Record set below:
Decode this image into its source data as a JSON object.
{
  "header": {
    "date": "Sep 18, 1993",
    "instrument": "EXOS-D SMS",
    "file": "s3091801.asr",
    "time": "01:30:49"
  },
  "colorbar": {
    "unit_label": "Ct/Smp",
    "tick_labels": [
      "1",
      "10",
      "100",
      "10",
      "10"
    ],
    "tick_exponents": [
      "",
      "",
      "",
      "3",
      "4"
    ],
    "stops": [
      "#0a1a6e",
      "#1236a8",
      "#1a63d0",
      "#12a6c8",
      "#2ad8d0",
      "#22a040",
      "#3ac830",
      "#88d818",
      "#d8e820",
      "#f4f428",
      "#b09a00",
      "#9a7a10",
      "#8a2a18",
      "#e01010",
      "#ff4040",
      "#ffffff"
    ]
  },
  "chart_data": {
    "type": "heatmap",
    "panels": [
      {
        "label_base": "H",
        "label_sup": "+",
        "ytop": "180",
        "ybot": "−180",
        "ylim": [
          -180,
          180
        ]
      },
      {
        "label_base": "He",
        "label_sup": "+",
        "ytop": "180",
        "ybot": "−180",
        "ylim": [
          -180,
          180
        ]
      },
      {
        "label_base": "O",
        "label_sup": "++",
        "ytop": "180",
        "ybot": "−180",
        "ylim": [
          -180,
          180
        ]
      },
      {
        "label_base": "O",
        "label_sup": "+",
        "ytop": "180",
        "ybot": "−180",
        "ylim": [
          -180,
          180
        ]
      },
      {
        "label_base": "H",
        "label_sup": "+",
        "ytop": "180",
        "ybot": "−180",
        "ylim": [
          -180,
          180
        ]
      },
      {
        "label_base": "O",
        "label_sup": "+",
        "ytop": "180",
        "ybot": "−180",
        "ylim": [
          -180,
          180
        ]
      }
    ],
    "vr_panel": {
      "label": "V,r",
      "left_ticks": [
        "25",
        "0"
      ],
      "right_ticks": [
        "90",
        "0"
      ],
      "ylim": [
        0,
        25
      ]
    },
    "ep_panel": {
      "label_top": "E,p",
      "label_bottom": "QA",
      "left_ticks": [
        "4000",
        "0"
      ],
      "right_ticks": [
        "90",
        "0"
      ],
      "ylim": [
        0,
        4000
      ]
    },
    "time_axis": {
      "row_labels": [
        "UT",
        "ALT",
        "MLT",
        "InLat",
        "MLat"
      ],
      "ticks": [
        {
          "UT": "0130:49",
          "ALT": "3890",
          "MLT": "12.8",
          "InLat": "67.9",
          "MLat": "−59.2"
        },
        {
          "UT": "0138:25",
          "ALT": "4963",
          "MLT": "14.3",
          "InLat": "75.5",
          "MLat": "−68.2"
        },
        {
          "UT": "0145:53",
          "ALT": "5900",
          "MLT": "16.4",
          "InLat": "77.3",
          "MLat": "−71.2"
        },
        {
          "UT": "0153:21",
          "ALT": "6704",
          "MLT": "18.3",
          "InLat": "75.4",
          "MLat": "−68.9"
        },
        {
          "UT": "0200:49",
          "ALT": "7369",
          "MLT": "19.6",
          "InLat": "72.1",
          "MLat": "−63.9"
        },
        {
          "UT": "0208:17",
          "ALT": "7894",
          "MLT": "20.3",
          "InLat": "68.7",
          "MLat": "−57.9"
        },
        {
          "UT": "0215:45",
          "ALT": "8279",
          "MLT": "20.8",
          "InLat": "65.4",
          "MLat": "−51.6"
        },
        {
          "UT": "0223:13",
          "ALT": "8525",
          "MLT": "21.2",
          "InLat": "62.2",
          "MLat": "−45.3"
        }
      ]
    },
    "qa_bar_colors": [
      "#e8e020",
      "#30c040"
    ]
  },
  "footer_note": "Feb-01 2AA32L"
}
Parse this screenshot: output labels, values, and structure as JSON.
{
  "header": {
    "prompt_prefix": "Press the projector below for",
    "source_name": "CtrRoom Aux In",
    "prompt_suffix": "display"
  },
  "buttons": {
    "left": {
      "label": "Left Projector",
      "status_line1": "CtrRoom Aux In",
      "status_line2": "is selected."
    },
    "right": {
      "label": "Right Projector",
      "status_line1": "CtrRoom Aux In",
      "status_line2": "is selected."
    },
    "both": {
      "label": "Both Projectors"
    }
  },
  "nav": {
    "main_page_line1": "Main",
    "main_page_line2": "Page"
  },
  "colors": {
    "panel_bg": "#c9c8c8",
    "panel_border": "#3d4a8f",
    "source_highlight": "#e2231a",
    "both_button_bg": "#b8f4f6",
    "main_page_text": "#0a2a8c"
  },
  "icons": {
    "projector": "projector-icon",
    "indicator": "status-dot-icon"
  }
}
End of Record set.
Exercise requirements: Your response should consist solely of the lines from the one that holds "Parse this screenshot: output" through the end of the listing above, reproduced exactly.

Response below:
Parse this screenshot: output labels, values, and structure as JSON.
{
  "header": {
    "prompt_prefix": "Press the projector below for",
    "source_name": "CtrRoom Aux In",
    "prompt_suffix": "display"
  },
  "buttons": {
    "left": {
      "label": "Left Projector",
      "status_line1": "CtrRoom Aux In",
      "status_line2": "is selected."
    },
    "right": {
      "label": "Right Projector",
      "status_line1": "CtrRoom Aux In",
      "status_line2": "is selected."
    },
    "both": {
      "label": "Both Projectors"
    }
  },
  "nav": {
    "main_page_line1": "Main",
    "main_page_line2": "Page"
  },
  "colors": {
    "panel_bg": "#c9c8c8",
    "panel_border": "#3d4a8f",
    "source_highlight": "#e2231a",
    "both_button_bg": "#b8f4f6",
    "main_page_text": "#0a2a8c"
  },
  "icons": {
    "projector": "projector-icon",
    "indicator": "status-dot-icon"
  }
}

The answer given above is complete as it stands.